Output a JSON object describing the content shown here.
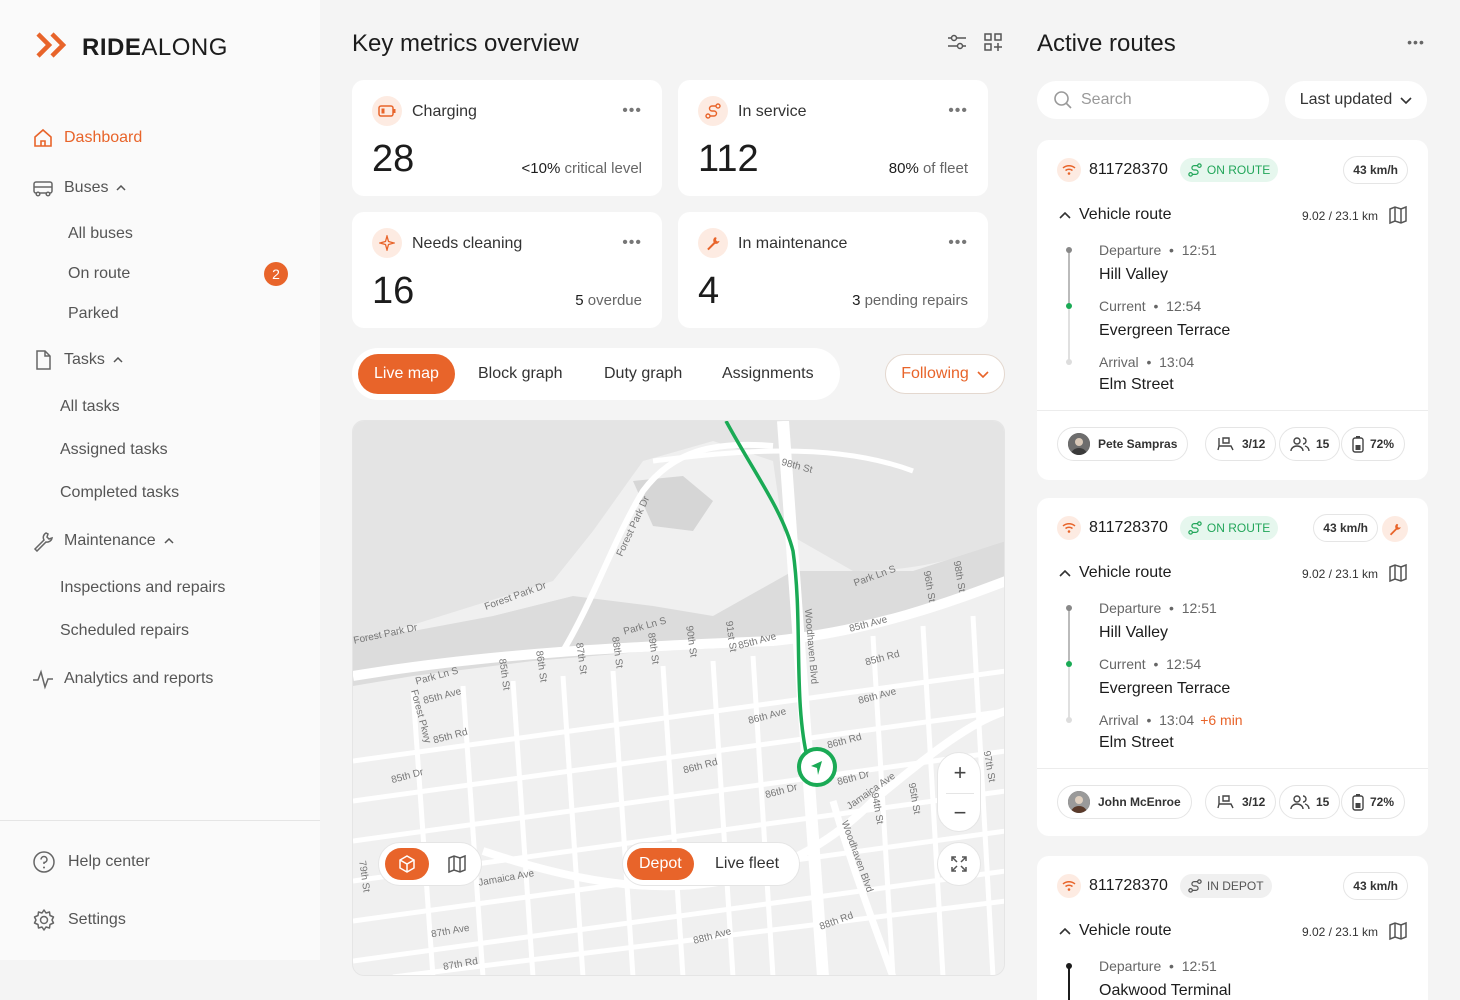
{
  "brand": {
    "bold": "RIDE",
    "light": "ALONG",
    "accent": "#e8642a"
  },
  "sidebar": {
    "dashboard": "Dashboard",
    "buses": {
      "label": "Buses",
      "items": [
        "All buses",
        "On route",
        "Parked"
      ],
      "on_route_badge": "2"
    },
    "tasks": {
      "label": "Tasks",
      "items": [
        "All tasks",
        "Assigned tasks",
        "Completed tasks"
      ]
    },
    "maintenance": {
      "label": "Maintenance",
      "items": [
        "Inspections and repairs",
        "Scheduled repairs"
      ]
    },
    "analytics": "Analytics and reports",
    "help": "Help center",
    "settings": "Settings"
  },
  "metrics": {
    "title": "Key metrics overview",
    "cards": [
      {
        "label": "Charging",
        "value": "28",
        "note_strong": "<10%",
        "note": "critical level",
        "icon": "battery-icon"
      },
      {
        "label": "In service",
        "value": "112",
        "note_strong": "80%",
        "note": "of fleet",
        "icon": "route-icon"
      },
      {
        "label": "Needs cleaning",
        "value": "16",
        "note_strong": "5",
        "note": "overdue",
        "icon": "sparkle-icon"
      },
      {
        "label": "In maintenance",
        "value": "4",
        "note_strong": "3",
        "note": "pending repairs",
        "icon": "wrench-icon"
      }
    ]
  },
  "tabs": [
    "Live map",
    "Block graph",
    "Duty graph",
    "Assignments"
  ],
  "following": "Following",
  "map": {
    "mode_toggle": [
      "Depot",
      "Live fleet"
    ],
    "streets": [
      "98th St",
      "Forest Park Dr",
      "Forest Park Dr",
      "Forest Park Dr",
      "Park Ln S",
      "Park Ln S",
      "Park Ln S",
      "85th Ave",
      "85th Ave",
      "85th Ave",
      "85th Rd",
      "85th Rd",
      "86th Ave",
      "86th Ave",
      "86th Rd",
      "86th Rd",
      "86th Dr",
      "86th Dr",
      "85th Dr",
      "Woodhaven Blvd",
      "Woodhaven Blvd",
      "Jamaica Ave",
      "Jamaica Ave",
      "87th Ave",
      "87th Rd",
      "88th Ave",
      "88th Rd",
      "96th St",
      "98th St",
      "91st St",
      "90th St",
      "89th St",
      "88th St",
      "87th St",
      "86th St",
      "85th St",
      "94th St",
      "95th St",
      "97th St",
      "79th St",
      "Forest Pkwy"
    ]
  },
  "active_routes": {
    "title": "Active routes",
    "search_placeholder": "Search",
    "sort": "Last updated",
    "cards": [
      {
        "id": "811728370",
        "status": "ON ROUTE",
        "speed": "43 km/h",
        "route_title": "Vehicle route",
        "distance": "9.02 / 23.1 km",
        "stops": [
          {
            "label": "Departure",
            "time": "12:51",
            "name": "Hill Valley"
          },
          {
            "label": "Current",
            "time": "12:54",
            "name": "Evergreen Terrace"
          },
          {
            "label": "Arrival",
            "time": "13:04",
            "name": "Elm Street",
            "delay": ""
          }
        ],
        "driver": "Pete Sampras",
        "seats": "3/12",
        "passengers": "15",
        "battery": "72%"
      },
      {
        "id": "811728370",
        "status": "ON ROUTE",
        "speed": "43 km/h",
        "route_title": "Vehicle route",
        "distance": "9.02 / 23.1 km",
        "stops": [
          {
            "label": "Departure",
            "time": "12:51",
            "name": "Hill Valley"
          },
          {
            "label": "Current",
            "time": "12:54",
            "name": "Evergreen Terrace"
          },
          {
            "label": "Arrival",
            "time": "13:04",
            "name": "Elm Street",
            "delay": "+6 min"
          }
        ],
        "driver": "John McEnroe",
        "seats": "3/12",
        "passengers": "15",
        "battery": "72%"
      },
      {
        "id": "811728370",
        "status": "IN DEPOT",
        "speed": "43 km/h",
        "route_title": "Vehicle route",
        "distance": "9.02 / 23.1 km",
        "stops": [
          {
            "label": "Departure",
            "time": "12:51",
            "name": "Oakwood Terminal"
          }
        ]
      }
    ]
  }
}
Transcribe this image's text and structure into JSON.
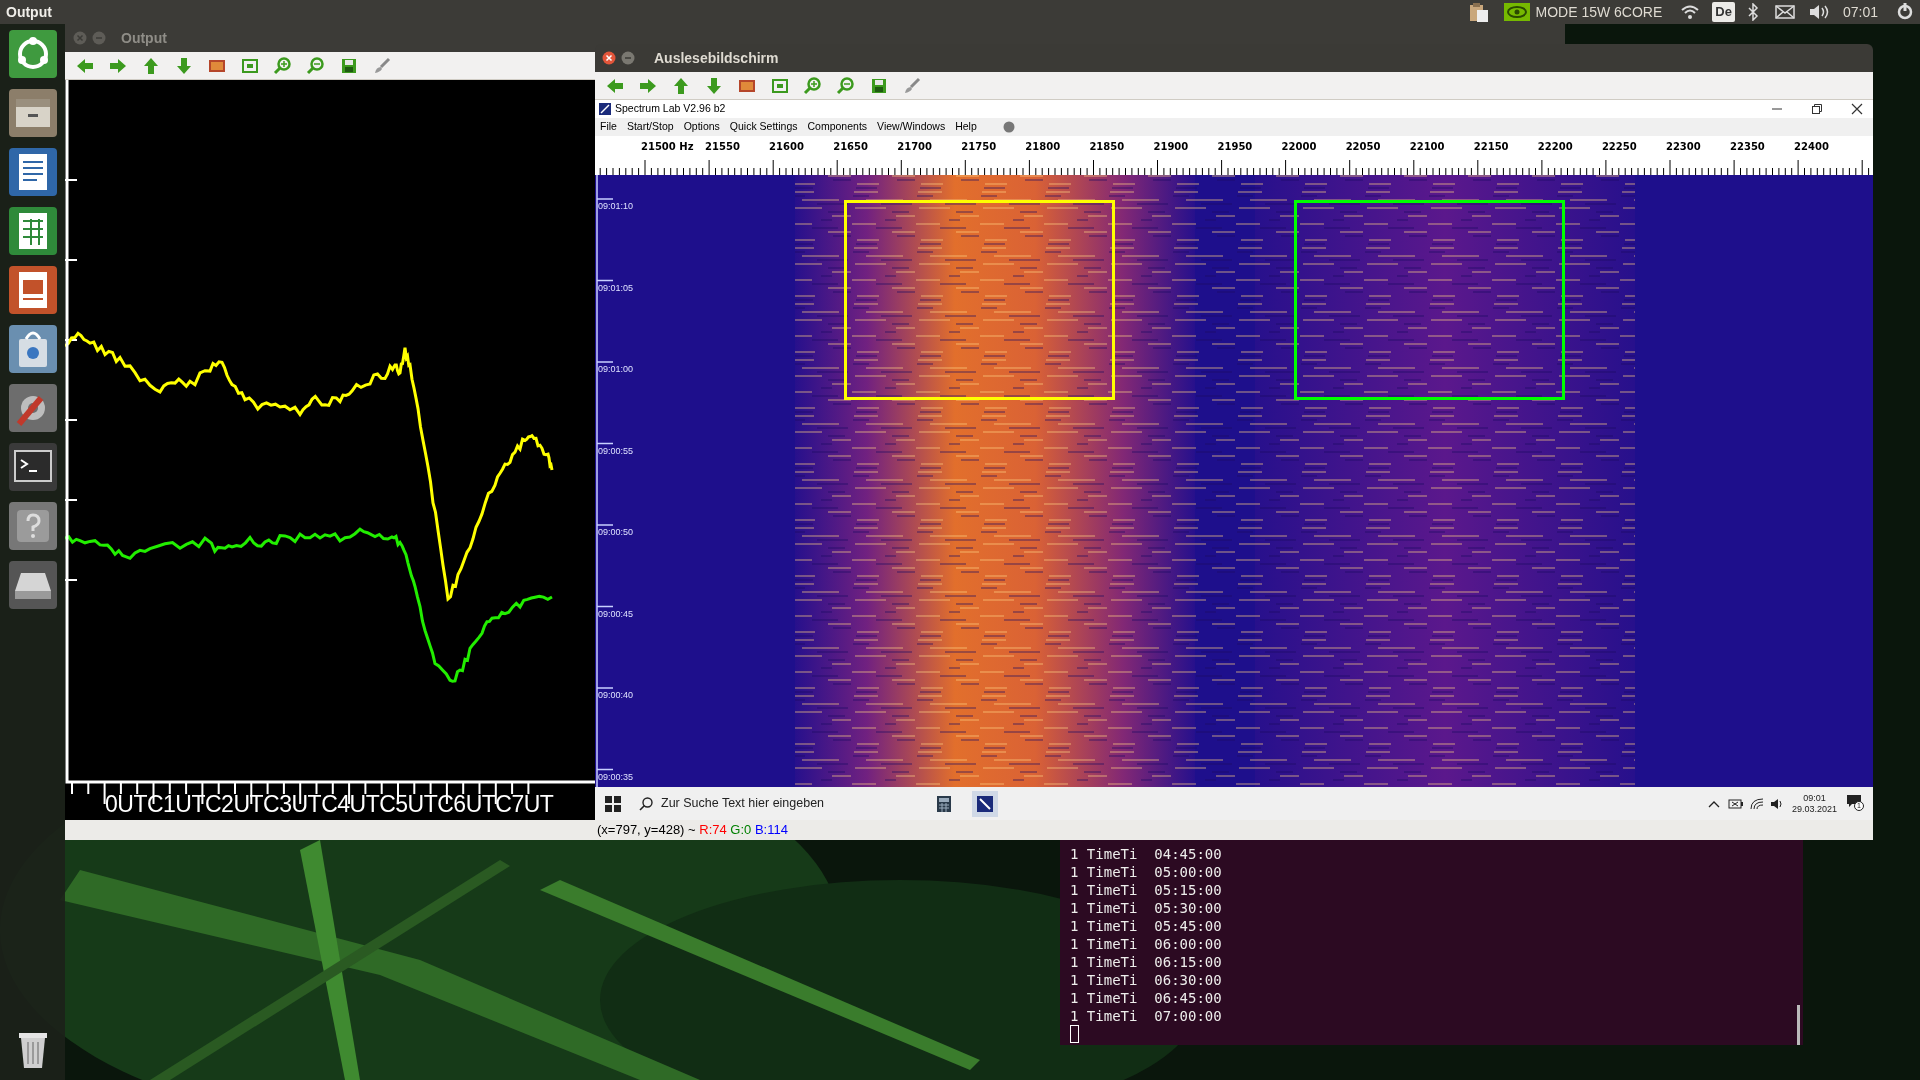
{
  "top_panel": {
    "title": "Output",
    "mode": "MODE 15W 6CORE",
    "keyboard": "De",
    "clock": "07:01"
  },
  "output_window": {
    "title": "Output",
    "x_axis_label": "0UTC1UTC2UTC3UTC4UTC5UTC6UTC7UT"
  },
  "spectrum_window": {
    "title": "Auslesebildschirm",
    "app_title": "Spectrum Lab V2.96 b2",
    "menu": [
      "File",
      "Start/Stop",
      "Options",
      "Quick Settings",
      "Components",
      "View/Windows",
      "Help"
    ],
    "freq_labels": [
      "21500 Hz",
      "21550",
      "21600",
      "21650",
      "21700",
      "21750",
      "21800",
      "21850",
      "21900",
      "21950",
      "22000",
      "22050",
      "22100",
      "22150",
      "22200",
      "22250",
      "22300",
      "22350",
      "22400"
    ],
    "time_labels": [
      "09:01:10",
      "09:01:05",
      "09:01:00",
      "09:00:55",
      "09:00:50",
      "09:00:45",
      "09:00:40",
      "09:00:35"
    ],
    "markers": [
      {
        "color": "#ffff00"
      },
      {
        "color": "#00ff00"
      }
    ]
  },
  "taskbar": {
    "search_placeholder": "Zur Suche Text hier eingeben",
    "time": "09:01",
    "date": "29.03.2021",
    "notifications": "1"
  },
  "status_line": {
    "position": "(x=797, y=428) ~",
    "channels": [
      {
        "text": "R:74",
        "color": "#ff0000"
      },
      {
        "text": "G:0",
        "color": "#008000"
      },
      {
        "text": "B:114",
        "color": "#0000ff"
      }
    ]
  },
  "terminal": {
    "lines": [
      "1 TimeTi  04:45:00",
      "1 TimeTi  05:00:00",
      "1 TimeTi  05:15:00",
      "1 TimeTi  05:30:00",
      "1 TimeTi  05:45:00",
      "1 TimeTi  06:00:00",
      "1 TimeTi  06:15:00",
      "1 TimeTi  06:30:00",
      "1 TimeTi  06:45:00",
      "1 TimeTi  07:00:00"
    ]
  }
}
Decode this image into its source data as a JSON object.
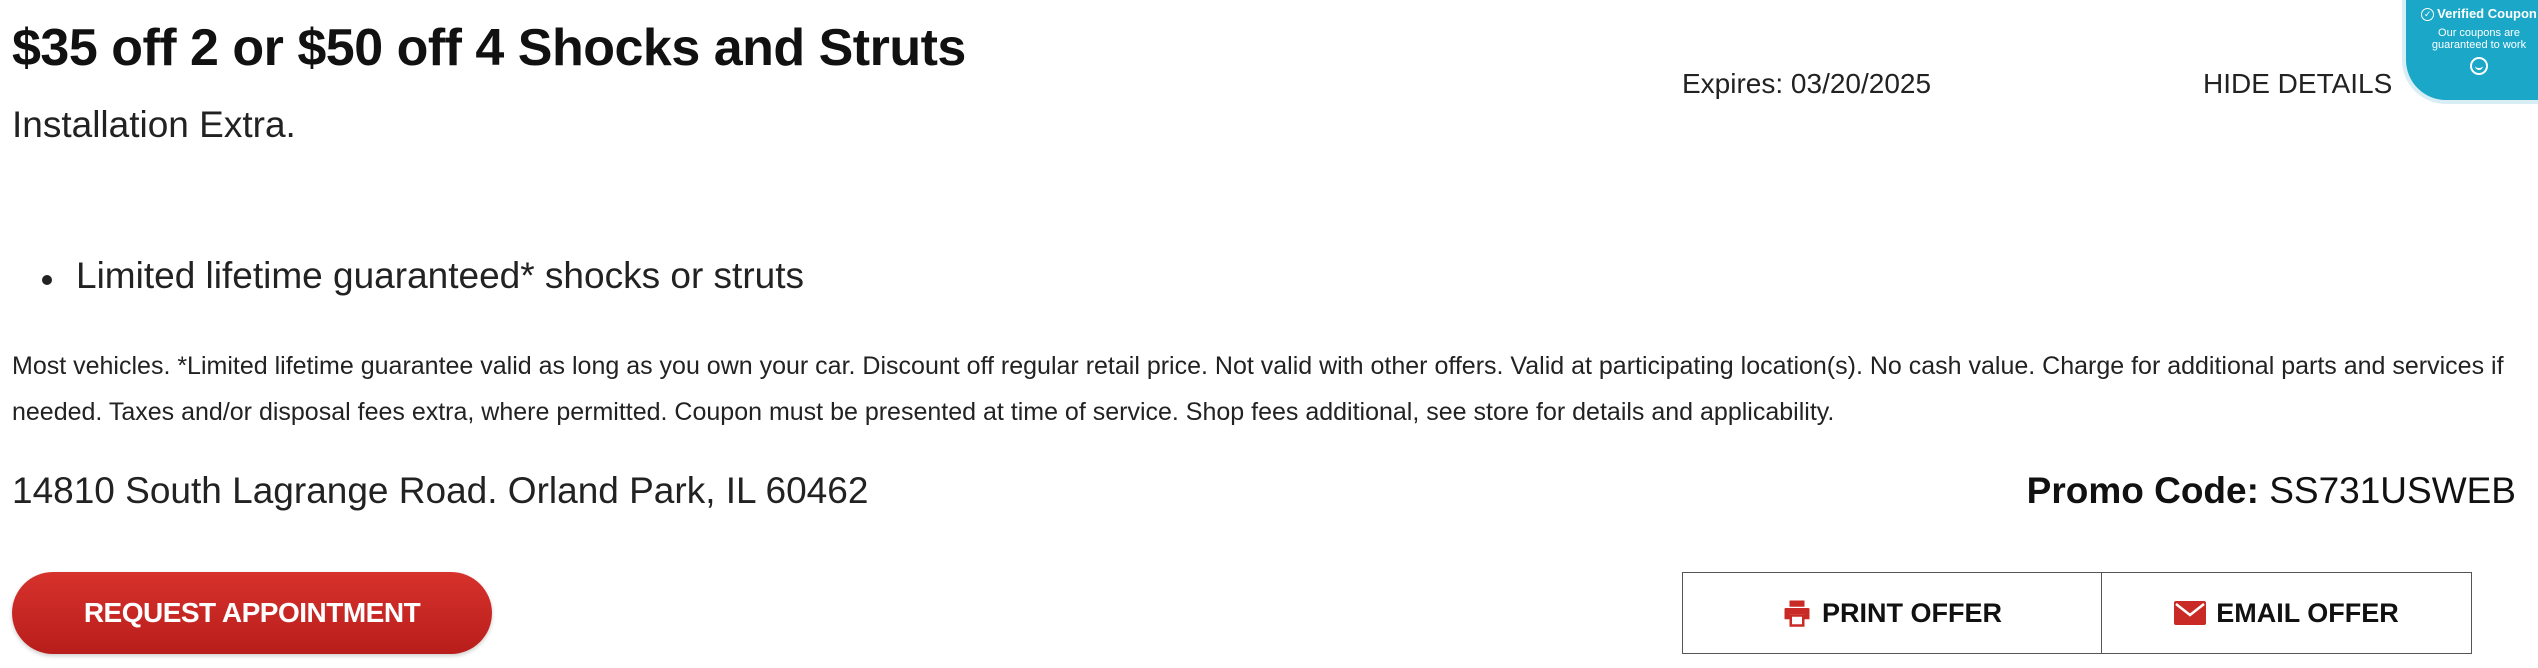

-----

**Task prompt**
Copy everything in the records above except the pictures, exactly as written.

**Solved exercise**
Output a JSON object describing the content shown here.
{
  "brand": {
    "bold": "RIDE",
    "light": "ALONG",
    "accent": "#e8642a"
  },
  "sidebar": {
    "dashboard": "Dashboard",
    "buses": {
      "label": "Buses",
      "items": [
        "All buses",
        "On route",
        "Parked"
      ],
      "on_route_badge": "2"
    },
    "tasks": {
      "label": "Tasks",
      "items": [
        "All tasks",
        "Assigned tasks",
        "Completed tasks"
      ]
    },
    "maintenance": {
      "label": "Maintenance",
      "items": [
        "Inspections and repairs",
        "Scheduled repairs"
      ]
    },
    "analytics": "Analytics and reports",
    "help": "Help center",
    "settings": "Settings"
  },
  "metrics": {
    "title": "Key metrics overview",
    "cards": [
      {
        "label": "Charging",
        "value": "28",
        "note_strong": "<10%",
        "note": "critical level",
        "icon": "battery-icon"
      },
      {
        "label": "In service",
        "value": "112",
        "note_strong": "80%",
        "note": "of fleet",
        "icon": "route-icon"
      },
      {
        "label": "Needs cleaning",
        "value": "16",
        "note_strong": "5",
        "note": "overdue",
        "icon": "sparkle-icon"
      },
      {
        "label": "In maintenance",
        "value": "4",
        "note_strong": "3",
        "note": "pending repairs",
        "icon": "wrench-icon"
      }
    ]
  },
  "tabs": [
    "Live map",
    "Block graph",
    "Duty graph",
    "Assignments"
  ],
  "following": "Following",
  "map": {
    "mode_toggle": [
      "Depot",
      "Live fleet"
    ],
    "streets": [
      "98th St",
      "Forest Park Dr",
      "Forest Park Dr",
      "Forest Park Dr",
      "Park Ln S",
      "Park Ln S",
      "Park Ln S",
      "85th Ave",
      "85th Ave",
      "85th Ave",
      "85th Rd",
      "85th Rd",
      "86th Ave",
      "86th Ave",
      "86th Rd",
      "86th Rd",
      "86th Dr",
      "86th Dr",
      "85th Dr",
      "Woodhaven Blvd",
      "Woodhaven Blvd",
      "Jamaica Ave",
      "Jamaica Ave",
      "87th Ave",
      "87th Rd",
      "88th Ave",
      "88th Rd",
      "96th St",
      "98th St",
      "91st St",
      "90th St",
      "89th St",
      "88th St",
      "87th St",
      "86th St",
      "85th St",
      "94th St",
      "95th St",
      "97th St",
      "79th St",
      "Forest Pkwy"
    ]
  },
  "active_routes": {
    "title": "Active routes",
    "search_placeholder": "Search",
    "sort": "Last updated",
    "cards": [
      {
        "id": "811728370",
        "status": "ON ROUTE",
        "speed": "43 km/h",
        "route_title": "Vehicle route",
        "distance": "9.02 / 23.1 km",
        "stops": [
          {
            "label": "Departure",
            "time": "12:51",
            "name": "Hill Valley"
          },
          {
            "label": "Current",
            "time": "12:54",
            "name": "Evergreen Terrace"
          },
          {
            "label": "Arrival",
            "time": "13:04",
            "name": "Elm Street",
            "delay": ""
          }
        ],
        "driver": "Pete Sampras",
        "seats": "3/12",
        "passengers": "15",
        "battery": "72%"
      },
      {
        "id": "811728370",
        "status": "ON ROUTE",
        "speed": "43 km/h",
        "route_title": "Vehicle route",
        "distance": "9.02 / 23.1 km",
        "stops": [
          {
            "label": "Departure",
            "time": "12:51",
            "name": "Hill Valley"
          },
          {
            "label": "Current",
            "time": "12:54",
            "name": "Evergreen Terrace"
          },
          {
            "label": "Arrival",
            "time": "13:04",
            "name": "Elm Street",
            "delay": "+6 min"
          }
        ],
        "driver": "John McEnroe",
        "seats": "3/12",
        "passengers": "15",
        "battery": "72%"
      },
      {
        "id": "811728370",
        "status": "IN DEPOT",
        "speed": "43 km/h",
        "route_title": "Vehicle route",
        "distance": "9.02 / 23.1 km",
        "stops": [
          {
            "label": "Departure",
            "time": "12:51",
            "name": "Oakwood Terminal"
          }
        ]
      }
    ]
  }
}
Transcribe this image's text and structure into JSON.
{
  "top_panel": {
    "title": "Output",
    "mode": "MODE 15W 6CORE",
    "keyboard": "De",
    "clock": "07:01"
  },
  "output_window": {
    "title": "Output",
    "x_axis_label": "0UTC1UTC2UTC3UTC4UTC5UTC6UTC7UT"
  },
  "spectrum_window": {
    "title": "Auslesebildschirm",
    "app_title": "Spectrum Lab V2.96 b2",
    "menu": [
      "File",
      "Start/Stop",
      "Options",
      "Quick Settings",
      "Components",
      "View/Windows",
      "Help"
    ],
    "freq_labels": [
      "21500 Hz",
      "21550",
      "21600",
      "21650",
      "21700",
      "21750",
      "21800",
      "21850",
      "21900",
      "21950",
      "22000",
      "22050",
      "22100",
      "22150",
      "22200",
      "22250",
      "22300",
      "22350",
      "22400"
    ],
    "time_labels": [
      "09:01:10",
      "09:01:05",
      "09:01:00",
      "09:00:55",
      "09:00:50",
      "09:00:45",
      "09:00:40",
      "09:00:35"
    ],
    "markers": [
      {
        "color": "#ffff00"
      },
      {
        "color": "#00ff00"
      }
    ]
  },
  "taskbar": {
    "search_placeholder": "Zur Suche Text hier eingeben",
    "time": "09:01",
    "date": "29.03.2021",
    "notifications": "1"
  },
  "status_line": {
    "position": "(x=797, y=428) ~",
    "channels": [
      {
        "text": "R:74",
        "color": "#ff0000"
      },
      {
        "text": "G:0",
        "color": "#008000"
      },
      {
        "text": "B:114",
        "color": "#0000ff"
      }
    ]
  },
  "terminal": {
    "lines": [
      "1 TimeTi  04:45:00",
      "1 TimeTi  05:00:00",
      "1 TimeTi  05:15:00",
      "1 TimeTi  05:30:00",
      "1 TimeTi  05:45:00",
      "1 TimeTi  06:00:00",
      "1 TimeTi  06:15:00",
      "1 TimeTi  06:30:00",
      "1 TimeTi  06:45:00",
      "1 TimeTi  07:00:00"
    ]
  }
}
Decode this image into its source data as a JSON object.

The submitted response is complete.